Benzene occurs naturally in volcanoes, forest fires, some plants and animals. Benzene is present in crude oil.
Benzene is one of the world's major commodity chemicals. Its primary use is in the production of other chemicals, predominantly plastics and styrene, cumene (for various resins), and cyclohexane (for nylon and other synthetic fibers). Benzene is an important raw material for the manufacture of synthetic rubbers, gums, lubricants, dyes, pharmaceuticals, and agricultural chemicals.
Benzene is a natural component of crude and refined petroleum. The mandatory decrease use of lead in gasoline has led to an increase in the aromatic hydrocarbon content of gasoline to maintain high octane levels and antiknock properties. In the United States, gasoline typically contains less than 2% benzene by volume, but in other countries the benzene concentration may be as high as 5%.
Benzene is an excellent solvent. It is used in paints, thinners, inks, adhesives, and rubbers. Benzene was an important component of many industrial cleaning and degreasing formulations, but is now been replaced by less toxic toluene chlorinated solvents and mineral spirits. Although benzene is no longer added in significant quantities to most commercial products, traces of it may still be present as a contaminant.
Workers in industries that make or use benzene may be exposed to high levels of this chemical. These industries include the rubber industry, printing industry, pesticide production, detergent production, solvent production, paint and varnish production, waste management, oil refineries, chemical plants, shoe manufacturers, petroleum processing industries, steel workers, laboratory technicians, fire fighters, emergency response organisations and gasoline station employees.
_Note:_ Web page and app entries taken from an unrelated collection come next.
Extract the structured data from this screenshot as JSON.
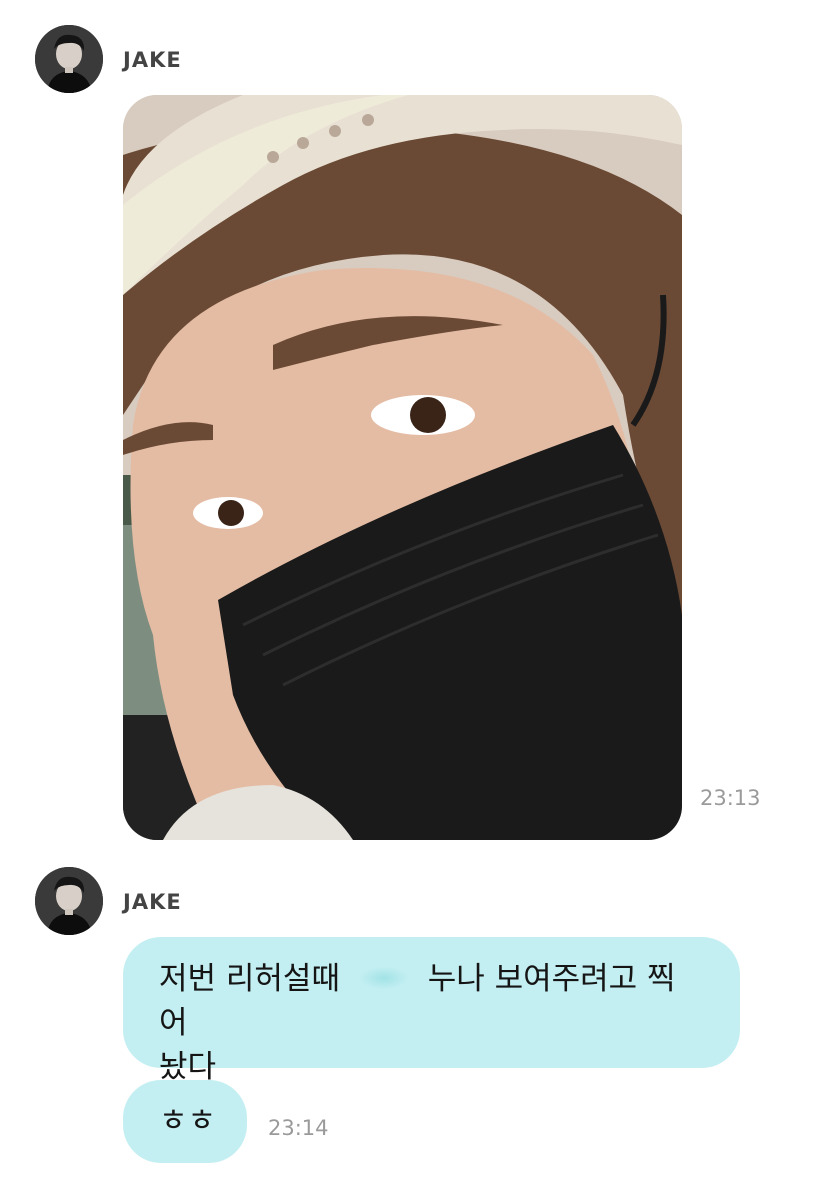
{
  "messages": [
    {
      "sender": "JAKE",
      "type": "image",
      "time": "23:13"
    },
    {
      "sender": "JAKE",
      "type": "text",
      "text_part1": "저번 리허설때",
      "text_part2": "누나 보여주려고 찍어",
      "text_line2": "놨다"
    },
    {
      "type": "text",
      "text": "ㅎㅎ",
      "time": "23:14"
    }
  ],
  "colors": {
    "bubble": "#c4eff2",
    "timestamp": "#9a9a9a",
    "sender": "#444444"
  }
}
In 1987, OSHA estimated that about 237,000 workers in the United States were potentially exposed to benzene. It is not known if this number has changed since then.
Although benzene exposure normally occurs in the workplace, there have been many instances of industrial discharge, disposal of benzene containing products and gasoline leaks from underground storage tanks that have allowed benzene into our soil and water supplies. Increased levels of airborne benzene can often be associated with local industries, such chemical manufacturing, petrochemical processing and coke oven emissions. People living around hazardous waste sites, petroleum-refining operations, petrochemical manufacturing sites, or gas stations may be exposed to higher levels of benzene in air.
Major sources of environmental benzene include automobile exhaust fumes and cigarette smoke. Areas of heavy vehicular traffic may have higher airborne levels. Cigarettes have been found to release between 50 and 150 micrograms of benzene per cigarette, so smoking and second-hand smoke are important sources of exposure to benzene. Second hand smoke can be a major source of benzene exposure among non- smokers.
In almost all cases, benzene levels inside residences or offices are higher than levels outside and still higher in homes with attached garages and those occupied by smokers. Seasonal variations also affect benzene levels, with higher levels found in the fall and winter when buildings are less well ventilated.
Some consumer household products, such as glues, cleaning products, detergents, art supplies, and paint strippers, contain benzene. In addition we regularly see news about the discovery of benzene in bottled water, soft drinks and food.